*TASK DIRECTIONS:* Nothing in the entries below may be altered; print them as they stand.

****************************************

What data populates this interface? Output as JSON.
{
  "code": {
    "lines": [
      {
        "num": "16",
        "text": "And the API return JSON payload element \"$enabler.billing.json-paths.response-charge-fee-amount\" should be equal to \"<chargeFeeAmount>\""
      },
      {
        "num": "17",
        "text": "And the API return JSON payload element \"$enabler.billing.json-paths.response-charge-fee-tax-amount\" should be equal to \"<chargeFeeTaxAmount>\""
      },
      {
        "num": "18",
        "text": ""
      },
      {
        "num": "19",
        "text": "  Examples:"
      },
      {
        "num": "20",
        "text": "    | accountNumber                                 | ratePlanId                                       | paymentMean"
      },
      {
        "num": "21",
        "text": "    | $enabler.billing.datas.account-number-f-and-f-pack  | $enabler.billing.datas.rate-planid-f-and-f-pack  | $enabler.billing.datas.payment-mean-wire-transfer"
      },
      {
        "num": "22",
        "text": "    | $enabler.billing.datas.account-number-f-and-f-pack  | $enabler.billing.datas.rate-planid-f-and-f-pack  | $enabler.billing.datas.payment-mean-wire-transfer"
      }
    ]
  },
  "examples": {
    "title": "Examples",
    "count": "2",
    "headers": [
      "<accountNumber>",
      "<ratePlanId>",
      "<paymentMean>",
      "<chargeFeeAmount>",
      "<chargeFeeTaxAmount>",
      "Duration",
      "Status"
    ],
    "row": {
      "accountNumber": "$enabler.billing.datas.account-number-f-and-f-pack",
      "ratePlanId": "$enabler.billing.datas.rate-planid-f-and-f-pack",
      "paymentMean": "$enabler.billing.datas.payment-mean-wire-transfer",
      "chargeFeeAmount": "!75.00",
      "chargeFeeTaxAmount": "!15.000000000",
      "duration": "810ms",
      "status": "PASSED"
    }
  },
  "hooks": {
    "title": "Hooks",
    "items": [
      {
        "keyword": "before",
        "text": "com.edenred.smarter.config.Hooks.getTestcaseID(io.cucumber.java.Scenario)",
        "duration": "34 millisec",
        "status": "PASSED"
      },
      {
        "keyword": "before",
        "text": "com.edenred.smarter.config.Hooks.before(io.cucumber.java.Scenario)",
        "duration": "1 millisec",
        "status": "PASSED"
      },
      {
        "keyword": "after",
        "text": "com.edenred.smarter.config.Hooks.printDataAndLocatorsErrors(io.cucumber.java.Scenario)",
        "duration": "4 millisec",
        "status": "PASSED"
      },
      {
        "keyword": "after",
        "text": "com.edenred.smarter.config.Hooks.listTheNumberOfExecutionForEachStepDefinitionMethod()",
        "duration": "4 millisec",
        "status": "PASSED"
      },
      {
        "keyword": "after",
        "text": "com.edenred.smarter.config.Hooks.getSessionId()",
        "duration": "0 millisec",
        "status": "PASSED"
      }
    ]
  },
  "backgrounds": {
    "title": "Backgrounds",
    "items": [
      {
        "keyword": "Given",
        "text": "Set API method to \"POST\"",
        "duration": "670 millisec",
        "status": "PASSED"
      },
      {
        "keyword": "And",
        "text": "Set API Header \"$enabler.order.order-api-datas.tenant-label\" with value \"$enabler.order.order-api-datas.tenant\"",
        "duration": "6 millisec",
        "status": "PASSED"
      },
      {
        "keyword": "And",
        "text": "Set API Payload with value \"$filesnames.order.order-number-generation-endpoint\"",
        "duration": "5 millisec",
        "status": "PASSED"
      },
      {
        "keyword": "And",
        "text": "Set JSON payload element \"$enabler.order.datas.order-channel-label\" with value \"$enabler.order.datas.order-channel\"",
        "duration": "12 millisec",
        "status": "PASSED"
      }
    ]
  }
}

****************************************

*EXERCISE ANSWER:*
What data populates this interface? Output as JSON.
{
  "code": {
    "lines": [
      {
        "num": "16",
        "text": "And the API return JSON payload element \"$enabler.billing.json-paths.response-charge-fee-amount\" should be equal to \"<chargeFeeAmount>\""
      },
      {
        "num": "17",
        "text": "And the API return JSON payload element \"$enabler.billing.json-paths.response-charge-fee-tax-amount\" should be equal to \"<chargeFeeTaxAmount>\""
      },
      {
        "num": "18",
        "text": ""
      },
      {
        "num": "19",
        "text": "  Examples:"
      },
      {
        "num": "20",
        "text": "    | accountNumber                                 | ratePlanId                                       | paymentMean"
      },
      {
        "num": "21",
        "text": "    | $enabler.billing.datas.account-number-f-and-f-pack  | $enabler.billing.datas.rate-planid-f-and-f-pack  | $enabler.billing.datas.payment-mean-wire-transfer"
      },
      {
        "num": "22",
        "text": "    | $enabler.billing.datas.account-number-f-and-f-pack  | $enabler.billing.datas.rate-planid-f-and-f-pack  | $enabler.billing.datas.payment-mean-wire-transfer"
      }
    ]
  },
  "examples": {
    "title": "Examples",
    "count": "2",
    "headers": [
      "<accountNumber>",
      "<ratePlanId>",
      "<paymentMean>",
      "<chargeFeeAmount>",
      "<chargeFeeTaxAmount>",
      "Duration",
      "Status"
    ],
    "row": {
      "accountNumber": "$enabler.billing.datas.account-number-f-and-f-pack",
      "ratePlanId": "$enabler.billing.datas.rate-planid-f-and-f-pack",
      "paymentMean": "$enabler.billing.datas.payment-mean-wire-transfer",
      "chargeFeeAmount": "!75.00",
      "chargeFeeTaxAmount": "!15.000000000",
      "duration": "810ms",
      "status": "PASSED"
    }
  },
  "hooks": {
    "title": "Hooks",
    "items": [
      {
        "keyword": "before",
        "text": "com.edenred.smarter.config.Hooks.getTestcaseID(io.cucumber.java.Scenario)",
        "duration": "34 millisec",
        "status": "PASSED"
      },
      {
        "keyword": "before",
        "text": "com.edenred.smarter.config.Hooks.before(io.cucumber.java.Scenario)",
        "duration": "1 millisec",
        "status": "PASSED"
      },
      {
        "keyword": "after",
        "text": "com.edenred.smarter.config.Hooks.printDataAndLocatorsErrors(io.cucumber.java.Scenario)",
        "duration": "4 millisec",
        "status": "PASSED"
      },
      {
        "keyword": "after",
        "text": "com.edenred.smarter.config.Hooks.listTheNumberOfExecutionForEachStepDefinitionMethod()",
        "duration": "4 millisec",
        "status": "PASSED"
      },
      {
        "keyword": "after",
        "text": "com.edenred.smarter.config.Hooks.getSessionId()",
        "duration": "0 millisec",
        "status": "PASSED"
      }
    ]
  },
  "backgrounds": {
    "title": "Backgrounds",
    "items": [
      {
        "keyword": "Given",
        "text": "Set API method to \"POST\"",
        "duration": "670 millisec",
        "status": "PASSED"
      },
      {
        "keyword": "And",
        "text": "Set API Header \"$enabler.order.order-api-datas.tenant-label\" with value \"$enabler.order.order-api-datas.tenant\"",
        "duration": "6 millisec",
        "status": "PASSED"
      },
      {
        "keyword": "And",
        "text": "Set API Payload with value \"$filesnames.order.order-number-generation-endpoint\"",
        "duration": "5 millisec",
        "status": "PASSED"
      },
      {
        "keyword": "And",
        "text": "Set JSON payload element \"$enabler.order.datas.order-channel-label\" with value \"$enabler.order.datas.order-channel\"",
        "duration": "12 millisec",
        "status": "PASSED"
      }
    ]
  }
}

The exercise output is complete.